Are there ways in which we can make our town a more "bird-friendly" community? Jesse Grantham spoke at our December meeting about planting flowers and shrubs that provide food for birds. Rich Stallcup, in a recent Point Reyes Bird Observatory Newsletter, pointed out that many of our native species feed on the blossoms of eucalyptus trees. However, eucalyptus is a 'gummy' plant. Whereas native Australian birds that feed on eucalyptus have long bills to keep their faces out of the flowers, our native birds have short bills. Species such as Warblers and Kinglets get their feathers around their face sticky and may even clog their nostrils with the eucalyptus gum, causing death. Would it not make since to plant species that provide safe food for birds rather than species that provide nothing or can be death traps? During the Christmas Census I was struck by a small area of penstemon and sage planted next to the road just south of Honnold Library of the Claremont Colleges. In this patch were a Lincoln's Sparrow and two Orange-crowned Warblers, both hard species to find elsewhere. A few good plants can be very attractive.
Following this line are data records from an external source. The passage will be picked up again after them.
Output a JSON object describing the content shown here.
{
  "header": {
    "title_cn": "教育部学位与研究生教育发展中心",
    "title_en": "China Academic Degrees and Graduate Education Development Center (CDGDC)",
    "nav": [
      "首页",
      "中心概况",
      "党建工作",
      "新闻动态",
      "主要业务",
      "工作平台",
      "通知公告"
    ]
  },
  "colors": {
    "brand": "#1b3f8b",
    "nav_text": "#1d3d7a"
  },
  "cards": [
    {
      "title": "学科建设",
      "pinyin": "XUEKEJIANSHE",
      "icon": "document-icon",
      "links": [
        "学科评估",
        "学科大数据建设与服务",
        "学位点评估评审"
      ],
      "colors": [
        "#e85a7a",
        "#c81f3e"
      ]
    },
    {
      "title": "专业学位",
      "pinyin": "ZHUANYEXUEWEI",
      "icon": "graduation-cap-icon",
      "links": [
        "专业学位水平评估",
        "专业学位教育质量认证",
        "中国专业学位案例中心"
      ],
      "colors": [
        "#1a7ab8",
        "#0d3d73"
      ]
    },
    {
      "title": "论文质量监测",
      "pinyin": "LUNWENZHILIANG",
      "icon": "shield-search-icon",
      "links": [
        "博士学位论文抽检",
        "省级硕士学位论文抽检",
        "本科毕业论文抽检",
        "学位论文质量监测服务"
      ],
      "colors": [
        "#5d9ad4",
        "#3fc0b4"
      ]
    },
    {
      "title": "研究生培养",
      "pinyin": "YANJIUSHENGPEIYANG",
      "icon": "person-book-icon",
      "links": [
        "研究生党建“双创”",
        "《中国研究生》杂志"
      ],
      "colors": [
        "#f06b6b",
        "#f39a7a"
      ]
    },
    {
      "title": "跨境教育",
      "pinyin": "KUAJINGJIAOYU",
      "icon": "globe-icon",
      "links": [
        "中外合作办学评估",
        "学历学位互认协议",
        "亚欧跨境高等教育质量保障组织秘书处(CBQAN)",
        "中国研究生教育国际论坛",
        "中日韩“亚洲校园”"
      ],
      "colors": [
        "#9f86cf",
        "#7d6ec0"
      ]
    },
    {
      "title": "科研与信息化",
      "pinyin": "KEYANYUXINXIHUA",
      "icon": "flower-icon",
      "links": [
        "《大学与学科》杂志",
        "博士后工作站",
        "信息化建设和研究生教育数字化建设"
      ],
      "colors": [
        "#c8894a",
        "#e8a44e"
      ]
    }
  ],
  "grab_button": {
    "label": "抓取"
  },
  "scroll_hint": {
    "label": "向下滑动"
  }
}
There are other things we can do. Bird Houses, Hawk silhouettes on windows to prevent birds from hitting glass, and control of house cats, are but a few possibilities. I would like to see our Audubon Chapter work toward making Claremont and our other communities models of being "Wildlife Friendly". There is also something in which everyone can be involved. I would like our chapter to develop a packet for homeowners outlining how they can make their yard more bird friendly and for cities as to how they can make their street plantings and parks better places for wildlife. We would love to have volunteers to work on this project.
|Ingredients for a Bird Friendly Community
Not Start With a Simple Birdfeeder?
a Hummingbird Garden
Host a Bluebird
Got Birds? Great, Now Add Some Finishing Touches...
a Butterfly Garden